Truancy is increasing in areas of high unemployment and where schools are often rejected by both parents and pupils as part of an authoritarian society they want no part of, says the author, Dr Susan Hallam.
She says schools should follow the example of those in similar circumstances in the United States. Here the schools set themselves apart from the negative environment surrounding them.
She said: "Poor attendance at school appears to be an increasing problem in communities where there is a high level of unemployment and alienation from society. Schools unaided cannot deal with the problems in such circumstances. They themselves are often perceived as representing the society from which the community is alienated. Strategies of reaching out to promote links with parents and the community are also unlikely to be successful in these circumstances. In such situations schools may need to adopt techniques which insulate the school and its pupils from the community."
Schools are required to publish figures for authorised and unauthorised absence. However, Dr Hallam discovered that assessing school attendance can be problematic.
"Levels of post-registration truancy are usually assessed through questionnaires to pupils. They may find it expedient to minimise their absence or, if they are guaranteed anonymity from officialdom, may exaggerate it to impress their peers," she said.
The official statistics, she said, obscure the patterns of non-attendance.
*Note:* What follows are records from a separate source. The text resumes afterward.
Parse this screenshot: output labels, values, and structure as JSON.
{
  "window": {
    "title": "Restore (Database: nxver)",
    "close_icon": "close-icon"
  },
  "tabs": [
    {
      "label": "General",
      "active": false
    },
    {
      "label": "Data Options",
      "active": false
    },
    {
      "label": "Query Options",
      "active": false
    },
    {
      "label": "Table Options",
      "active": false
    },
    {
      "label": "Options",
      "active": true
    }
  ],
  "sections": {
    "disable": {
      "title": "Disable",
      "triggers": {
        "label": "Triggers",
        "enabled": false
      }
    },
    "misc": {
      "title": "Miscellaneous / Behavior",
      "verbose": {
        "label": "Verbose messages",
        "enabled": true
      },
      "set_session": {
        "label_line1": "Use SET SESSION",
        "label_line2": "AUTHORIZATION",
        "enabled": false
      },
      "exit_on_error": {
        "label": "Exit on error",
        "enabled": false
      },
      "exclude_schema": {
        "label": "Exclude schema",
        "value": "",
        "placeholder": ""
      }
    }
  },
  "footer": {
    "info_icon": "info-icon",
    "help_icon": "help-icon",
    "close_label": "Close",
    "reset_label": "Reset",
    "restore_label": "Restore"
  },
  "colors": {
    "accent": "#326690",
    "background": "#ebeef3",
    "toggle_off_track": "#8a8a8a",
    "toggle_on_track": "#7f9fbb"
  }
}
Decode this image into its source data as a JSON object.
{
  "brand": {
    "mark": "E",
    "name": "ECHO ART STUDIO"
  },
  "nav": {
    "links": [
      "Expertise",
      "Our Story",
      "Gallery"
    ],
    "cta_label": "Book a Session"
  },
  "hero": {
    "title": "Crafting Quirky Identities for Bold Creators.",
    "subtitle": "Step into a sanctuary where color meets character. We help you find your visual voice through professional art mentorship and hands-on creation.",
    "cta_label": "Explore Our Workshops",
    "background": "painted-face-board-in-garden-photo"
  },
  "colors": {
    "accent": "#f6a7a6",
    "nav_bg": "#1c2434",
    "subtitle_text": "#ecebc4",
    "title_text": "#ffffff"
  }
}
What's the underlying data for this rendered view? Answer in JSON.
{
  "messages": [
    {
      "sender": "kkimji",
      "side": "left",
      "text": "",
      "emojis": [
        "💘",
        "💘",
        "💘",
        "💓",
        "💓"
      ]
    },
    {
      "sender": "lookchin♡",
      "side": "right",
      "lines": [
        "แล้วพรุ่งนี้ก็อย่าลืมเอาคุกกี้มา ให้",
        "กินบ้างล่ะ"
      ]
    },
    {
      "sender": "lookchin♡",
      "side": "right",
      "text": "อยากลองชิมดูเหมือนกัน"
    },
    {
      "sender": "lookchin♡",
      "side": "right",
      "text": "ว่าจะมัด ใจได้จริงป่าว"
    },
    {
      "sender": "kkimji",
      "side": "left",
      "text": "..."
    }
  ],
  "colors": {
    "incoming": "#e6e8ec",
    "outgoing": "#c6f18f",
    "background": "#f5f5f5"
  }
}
According to Department for Education and Employment figures for England (1994-95), there was a 94 per cent attendance in primary schools and 91 per cent in secondaries.
Dr Hallam said other studies show that at primary schools absence is highest when children start school, improves in the middle years and then deteriorates. There is a general increase in absence as pupils progress through secondary school, the highest rates at Years 9 and 10. Even within the same catchment area schools have differing levels of attendance.
"Schools alone cannot shoulder the responsibility for ensuring full attendance," she said. "But they do make a difference and are best placed to generate change."
The reason most often given for absence is illness. But families often have differing conceptions of what sort of illness precludes attendance. Children of working mothers are off less than those with mothers at home. Another reason is anxiety. This can be caused by finding work too hard, bullying, embarrassment at PE, or other factors.
"To improve overall attendance, schools should attempt to reduce possible causes of anxiety," said Dr Hallam.
To do this schools must promote a positive environment, she said. The school must look as attractive as possible, bullying must be reduced, for example by a code of conduct, and positive relationships between teachers and pupils should be encouraged.
Children with poor literacy may struggle with other parts of the curriculum and be tempted to miss lessons. These children should be provided with voluntary sessions to help them catch up.
For older children, who find the curriculum dull, other opportunities - for example work experience and alternative vocational qualifications - should be sought.
Viewpoint, No 6, 'Truancy: Can schools improve attendance?', Institute of Education, London University, June 1997
Holiday absence, TES2, page 22